Wednesday, October 3, 2018

LOS ANGELES—A South Los Angeles attorney—who once represented former rap mogul Marion "Suge" Knight—was arrested on federal bank fraud charges for allegedly depositing a stolen U.S. Treasury check for just over $1 million.

Thaddeus Julian Culpepper, 44, was arrested at his residence without incident by special agents with the Treasury Inspector General for Tax Administration, according to the U.S. Attorney's Office.

Culpepper is named in a criminal complaint filed last Thursday in Los Angeles federal court that charges him with one count of bank fraud. An affidavit alleges that Culpepper deposited 21 stolen tax refund checks worth more than $1.3 million into several attorney client trust accounts.

Culpepper and another former Knight attorney are facing charges in state court on charges of conspiring to bribe potential witnesses and obstruct justice. A pretrial conference is set for Oct. 22.

In the federal case, prosecutors alleged that in relation to one check for more than $1 million that he deposited into one of his client trust accounts, Culpepper told a bank representative that the payees were clients and had endorsed the check to him.

Culpepper personally deposited the $1,003,814 check at a Well Fargo Bank branch in Pasadena in August 2017, according to the U.S. Attorney's Office. "The listed payees, however, have confirmed that they never received their tax refund check, and that they do not know Culpepper," according to the affidavit.

The document outlines 20 other checks that were allegedly deposited into client trust accounts that Culpepper opened at Chase bank and Citibank. Investigators believe that the 21 checks deposited into Culpepper's client trust accounts were stolen from the U.S. mail, according to federal prosecutors.

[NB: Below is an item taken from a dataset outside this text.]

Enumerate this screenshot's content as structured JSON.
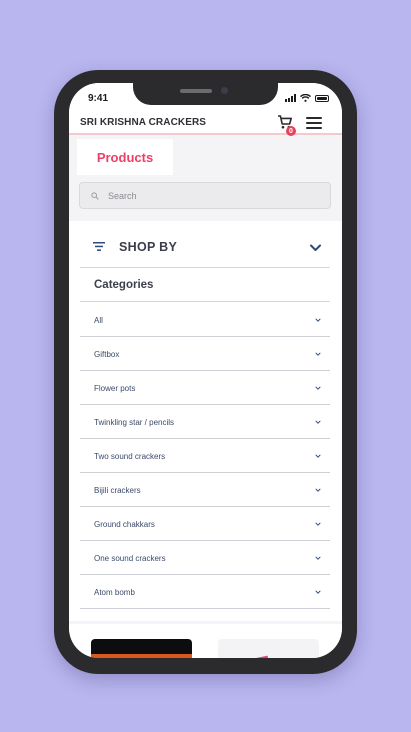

The bank fraud charge alleged in the complaint carries a possible sentence of up to 30 years in federal prison.

Culpepper made an initial court appearance Monday afternoon in downtown Los Angeles, but he did not enter a plea to the charge. He was ordered to remain in custody pending a Wednesday hearing to discuss bail, while his arraignment was set for Oct. 19.